## WORK ORDER
A word-for-word copy of the entries is needed, and it should contain no images.

## INPUT MATERIAL
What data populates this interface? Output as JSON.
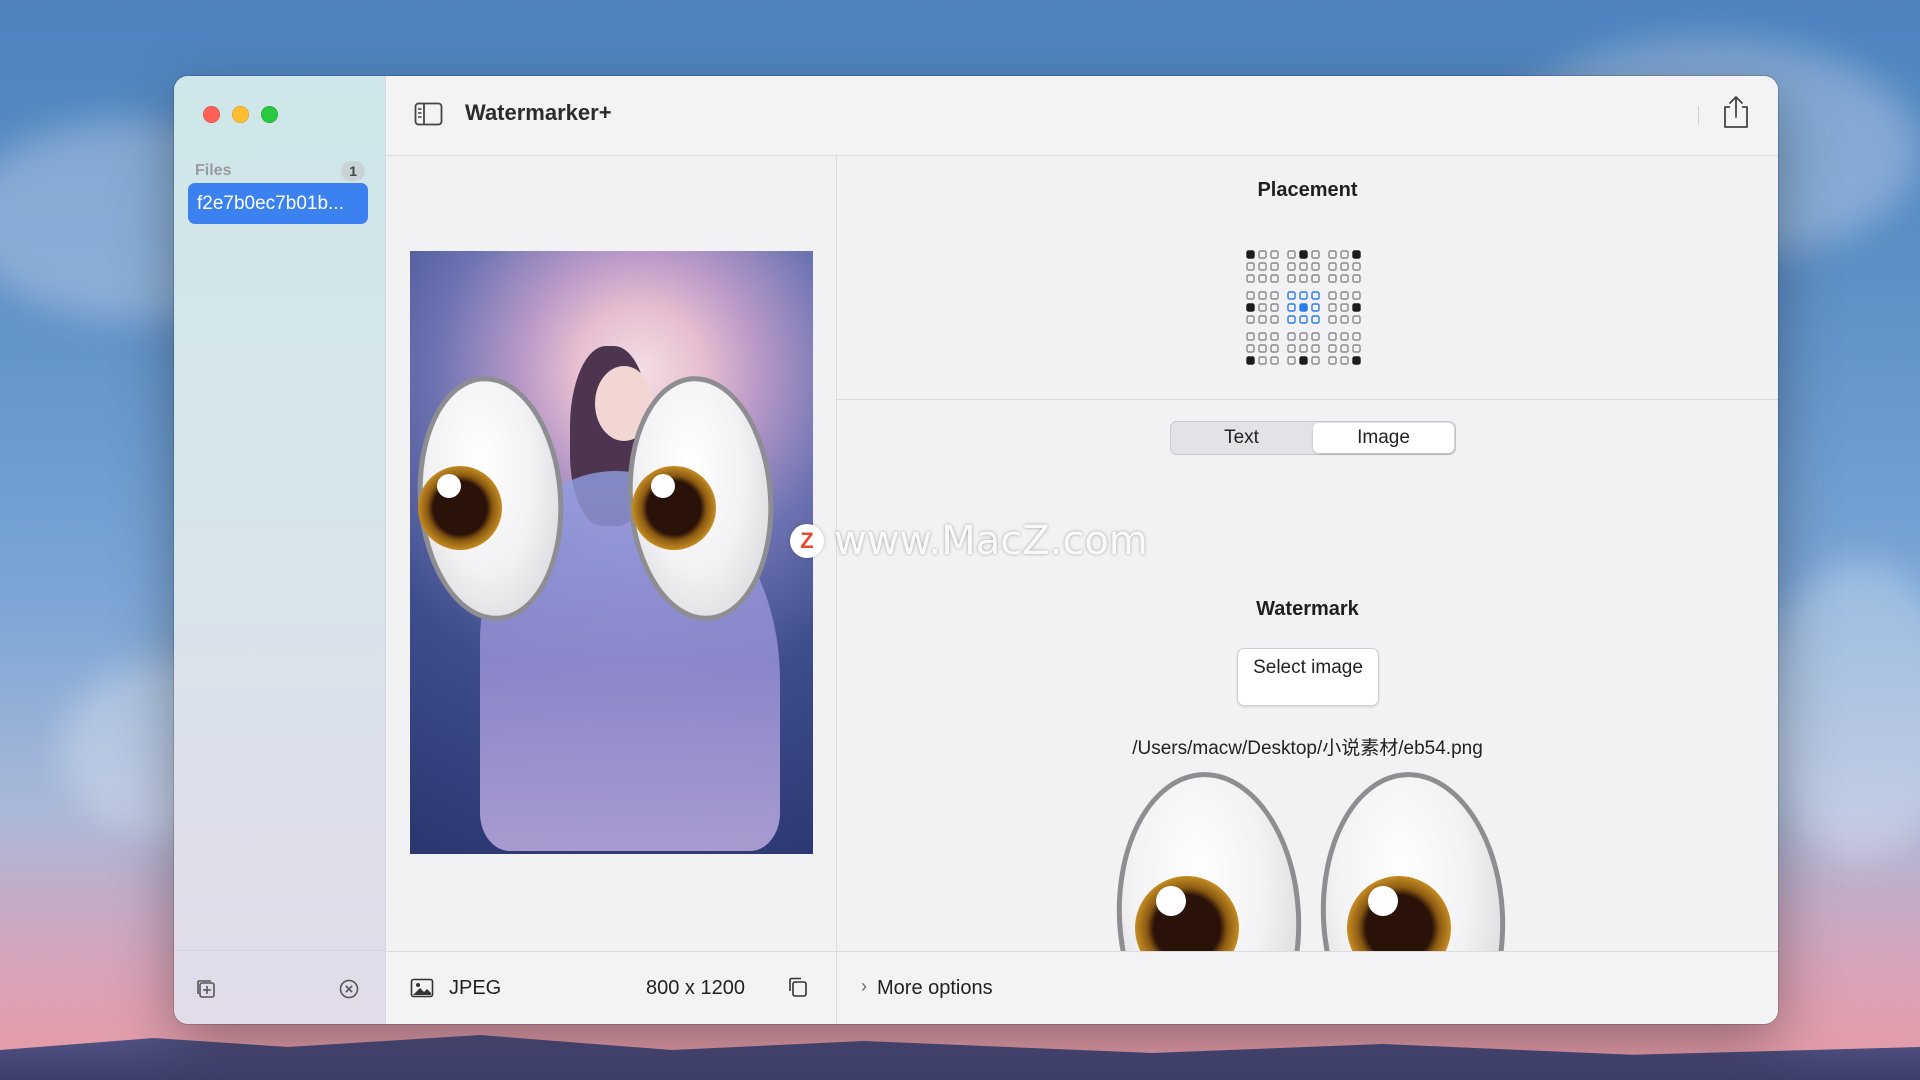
{
  "app": {
    "title": "Watermarker+"
  },
  "sidebar": {
    "section_label": "Files",
    "file_count": "1",
    "files": [
      {
        "name": "f2e7b0ec7b01b..."
      }
    ]
  },
  "preview": {
    "format": "JPEG",
    "dimensions": "800 x 1200"
  },
  "placement": {
    "title": "Placement"
  },
  "watermark_mode": {
    "options": [
      "Text",
      "Image"
    ],
    "selected": "Image"
  },
  "watermark": {
    "title": "Watermark",
    "select_label": "Select image",
    "path": "/Users/macw/Desktop/小说素材/eb54.png"
  },
  "footer": {
    "more_options": "More options"
  },
  "overlay": {
    "badge": "Z",
    "text": "www.MacZ.com"
  },
  "icons": {
    "sidebar_toggle": "sidebar-icon",
    "share": "share-icon",
    "add_file": "add-file-icon",
    "remove_file": "remove-icon",
    "image_format": "image-icon",
    "copy": "copy-icon",
    "chevron": "chevron-right-icon"
  },
  "colors": {
    "accent": "#3b82f0",
    "grid_active": "#2b7de9",
    "grid_dark": "#1c1c1e"
  }
}
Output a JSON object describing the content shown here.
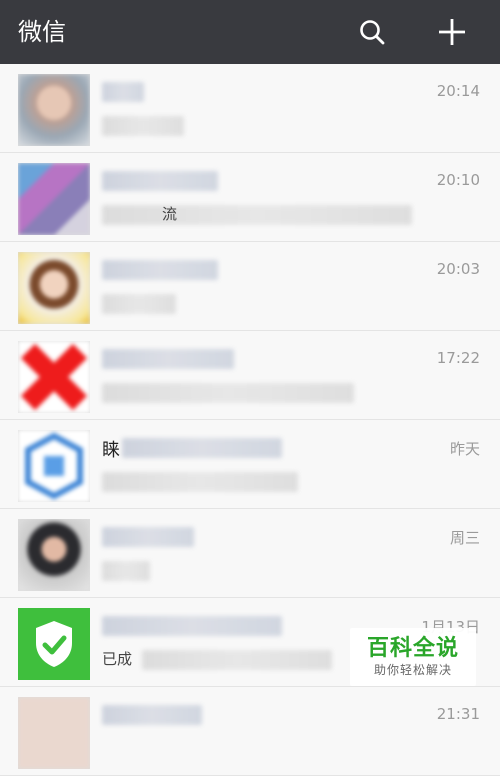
{
  "app": {
    "title": "微信",
    "header_bg": "#393a3f",
    "icons": [
      "search-icon",
      "plus-icon"
    ]
  },
  "chats": [
    {
      "name": "",
      "snippet": "",
      "time": "20:14"
    },
    {
      "name": "",
      "snippet": "流",
      "time": "20:10"
    },
    {
      "name": "",
      "snippet": "",
      "time": "20:03"
    },
    {
      "name": "",
      "snippet": "",
      "time": "17:22"
    },
    {
      "name": "睐",
      "snippet": "",
      "time": "昨天"
    },
    {
      "name": "",
      "snippet": "",
      "time": "周三"
    },
    {
      "name": "",
      "snippet": "已成",
      "time": "1月13日"
    },
    {
      "name": "",
      "snippet": "",
      "time": "21:31"
    }
  ],
  "watermark": {
    "title": "百科全说",
    "subtitle": "助你轻松解决"
  }
}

## EXERCISE RESPONSE
What data populates this interface? Output as JSON.
{
  "app": {
    "title": "Watermarker+"
  },
  "sidebar": {
    "section_label": "Files",
    "file_count": "1",
    "files": [
      {
        "name": "f2e7b0ec7b01b..."
      }
    ]
  },
  "preview": {
    "format": "JPEG",
    "dimensions": "800 x 1200"
  },
  "placement": {
    "title": "Placement"
  },
  "watermark_mode": {
    "options": [
      "Text",
      "Image"
    ],
    "selected": "Image"
  },
  "watermark": {
    "title": "Watermark",
    "select_label": "Select image",
    "path": "/Users/macw/Desktop/小说素材/eb54.png"
  },
  "footer": {
    "more_options": "More options"
  },
  "overlay": {
    "badge": "Z",
    "text": "www.MacZ.com"
  },
  "icons": {
    "sidebar_toggle": "sidebar-icon",
    "share": "share-icon",
    "add_file": "add-file-icon",
    "remove_file": "remove-icon",
    "image_format": "image-icon",
    "copy": "copy-icon",
    "chevron": "chevron-right-icon"
  },
  "colors": {
    "accent": "#3b82f0",
    "grid_active": "#2b7de9",
    "grid_dark": "#1c1c1e"
  }
}
Output a JSON object describing the content shown here.
{
  "app": {
    "title": "微信",
    "header_bg": "#393a3f",
    "icons": [
      "search-icon",
      "plus-icon"
    ]
  },
  "chats": [
    {
      "name": "",
      "snippet": "",
      "time": "20:14"
    },
    {
      "name": "",
      "snippet": "流",
      "time": "20:10"
    },
    {
      "name": "",
      "snippet": "",
      "time": "20:03"
    },
    {
      "name": "",
      "snippet": "",
      "time": "17:22"
    },
    {
      "name": "睐",
      "snippet": "",
      "time": "昨天"
    },
    {
      "name": "",
      "snippet": "",
      "time": "周三"
    },
    {
      "name": "",
      "snippet": "已成",
      "time": "1月13日"
    },
    {
      "name": "",
      "snippet": "",
      "time": "21:31"
    }
  ],
  "watermark": {
    "title": "百科全说",
    "subtitle": "助你轻松解决"
  }
}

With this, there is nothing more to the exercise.